The Dragon, his evil side originally was supposed to speak with the voice of Frank Langella. It's a good thing that idea was dropped, I find it to be a little bit ridiculous. Why the Dragon? Probably because it's a strong, terrifying creature and Francis, dealing with so much pain and cruelty, wanted people to fear him his entire life. The parallels between the story and William Blake's painting are fascinating to watch.

Lecter, once again played by sir Hopkins, is omnipotent presence that we sense throughout entire movie. Although he is locked in his cell he still finds way to toy with the police and with Will Graham, (bland performance from Edward Norton) the cop who captured him. Despite being locked and only given few privileges, Lecter controls both Dollarhyde (who is his avid fan) and the team that tries to catch him. He's like a giant spider, catching everyone in his deadly web.

The supporting cast includes Harvey Keitel, Philip Seymour Hoffman and previously mentioned Emily Watson, who are all fantastic. Except for Norton's character every key player in the intrigue is richly characterized, those are complex, interesting people, some of them repulsive, as Hoffman's scandal-thirsty reporter, some fascinating as passionate and handicapped Reba. I loved that, despite having cast that extensive, every actor got his moment to shine in the movie.

The film is elegantly shot and the score by Danny Elfman is thrilling. I loved that the film doesn't use gore like “Hannibal” did but disturbs us with something else, with scenes that are very unsettling without a drop of blood – particularly the scene were Reba begins to arouse Dollarhyde as he watches the video of his next victims, to which she is totally oblivious. Unfortunately, the conclusion to the story is quite predictable and uses one very unnecessary twist, but I very much enjoyed the last scene which links “Red Dragon” to “The Silence of the lambs”. If you enjoy movies about the dark side of people, good thrillers and fantastic acting – this is definitely the movie to see as soon as possible.


1 comment:

  1. I doubt I'll ever go back and watch this, but I dug this review. Fiennes can be electric, and Hopkins is a f--king force, but really all I remember about this film are the unblinking eyes of Watson. That shit still haunts me.

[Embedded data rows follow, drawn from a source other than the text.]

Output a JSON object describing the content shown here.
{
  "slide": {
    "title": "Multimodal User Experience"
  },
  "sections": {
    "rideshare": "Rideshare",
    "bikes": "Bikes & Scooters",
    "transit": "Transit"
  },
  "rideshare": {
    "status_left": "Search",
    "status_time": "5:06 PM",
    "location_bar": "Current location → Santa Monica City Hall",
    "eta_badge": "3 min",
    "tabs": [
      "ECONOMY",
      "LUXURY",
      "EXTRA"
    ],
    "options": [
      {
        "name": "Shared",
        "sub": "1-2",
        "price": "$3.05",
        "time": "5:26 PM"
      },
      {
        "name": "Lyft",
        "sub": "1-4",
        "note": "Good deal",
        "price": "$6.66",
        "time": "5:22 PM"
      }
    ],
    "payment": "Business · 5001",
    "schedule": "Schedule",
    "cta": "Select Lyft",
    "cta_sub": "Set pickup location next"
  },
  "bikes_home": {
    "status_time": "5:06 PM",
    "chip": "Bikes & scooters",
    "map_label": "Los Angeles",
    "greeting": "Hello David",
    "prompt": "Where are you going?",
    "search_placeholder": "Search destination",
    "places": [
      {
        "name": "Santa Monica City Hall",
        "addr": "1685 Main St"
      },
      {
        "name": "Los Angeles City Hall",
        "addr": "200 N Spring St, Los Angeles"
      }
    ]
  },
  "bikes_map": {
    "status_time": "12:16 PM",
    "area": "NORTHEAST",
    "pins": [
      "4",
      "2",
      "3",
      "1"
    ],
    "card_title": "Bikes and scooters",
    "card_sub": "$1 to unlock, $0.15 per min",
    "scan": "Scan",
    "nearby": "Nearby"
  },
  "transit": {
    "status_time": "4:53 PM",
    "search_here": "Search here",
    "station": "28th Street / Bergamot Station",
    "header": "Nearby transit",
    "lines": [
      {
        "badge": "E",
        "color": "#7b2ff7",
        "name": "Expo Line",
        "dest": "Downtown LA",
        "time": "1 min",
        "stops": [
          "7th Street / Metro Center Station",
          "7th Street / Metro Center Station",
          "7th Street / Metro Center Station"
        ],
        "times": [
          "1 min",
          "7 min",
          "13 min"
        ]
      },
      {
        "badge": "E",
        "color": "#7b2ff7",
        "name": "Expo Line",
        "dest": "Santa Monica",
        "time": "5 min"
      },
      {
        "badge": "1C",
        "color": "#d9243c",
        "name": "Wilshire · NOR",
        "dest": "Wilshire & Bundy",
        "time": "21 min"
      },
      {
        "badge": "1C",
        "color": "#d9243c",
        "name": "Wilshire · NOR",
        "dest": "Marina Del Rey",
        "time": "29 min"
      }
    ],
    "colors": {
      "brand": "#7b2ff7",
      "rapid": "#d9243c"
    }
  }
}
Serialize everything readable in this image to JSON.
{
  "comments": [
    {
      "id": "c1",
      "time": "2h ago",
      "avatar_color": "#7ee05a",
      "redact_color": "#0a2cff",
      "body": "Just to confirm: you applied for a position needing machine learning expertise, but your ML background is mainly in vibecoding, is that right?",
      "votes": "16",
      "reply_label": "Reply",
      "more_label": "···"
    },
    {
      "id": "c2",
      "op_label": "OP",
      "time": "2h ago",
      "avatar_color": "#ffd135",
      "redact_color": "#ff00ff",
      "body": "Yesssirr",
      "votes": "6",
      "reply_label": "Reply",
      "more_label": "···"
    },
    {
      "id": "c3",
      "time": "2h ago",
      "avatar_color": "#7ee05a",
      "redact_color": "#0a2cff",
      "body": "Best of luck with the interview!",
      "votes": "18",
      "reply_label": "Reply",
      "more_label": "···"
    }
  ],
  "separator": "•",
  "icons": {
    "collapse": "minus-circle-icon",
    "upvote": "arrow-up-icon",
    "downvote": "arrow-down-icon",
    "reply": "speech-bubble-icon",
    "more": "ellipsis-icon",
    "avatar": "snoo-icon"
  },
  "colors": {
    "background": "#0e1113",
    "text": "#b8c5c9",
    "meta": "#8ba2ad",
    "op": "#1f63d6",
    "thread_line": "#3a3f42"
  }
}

    Good God Hannibal was stupid. I wanted to eat my own brains after that one.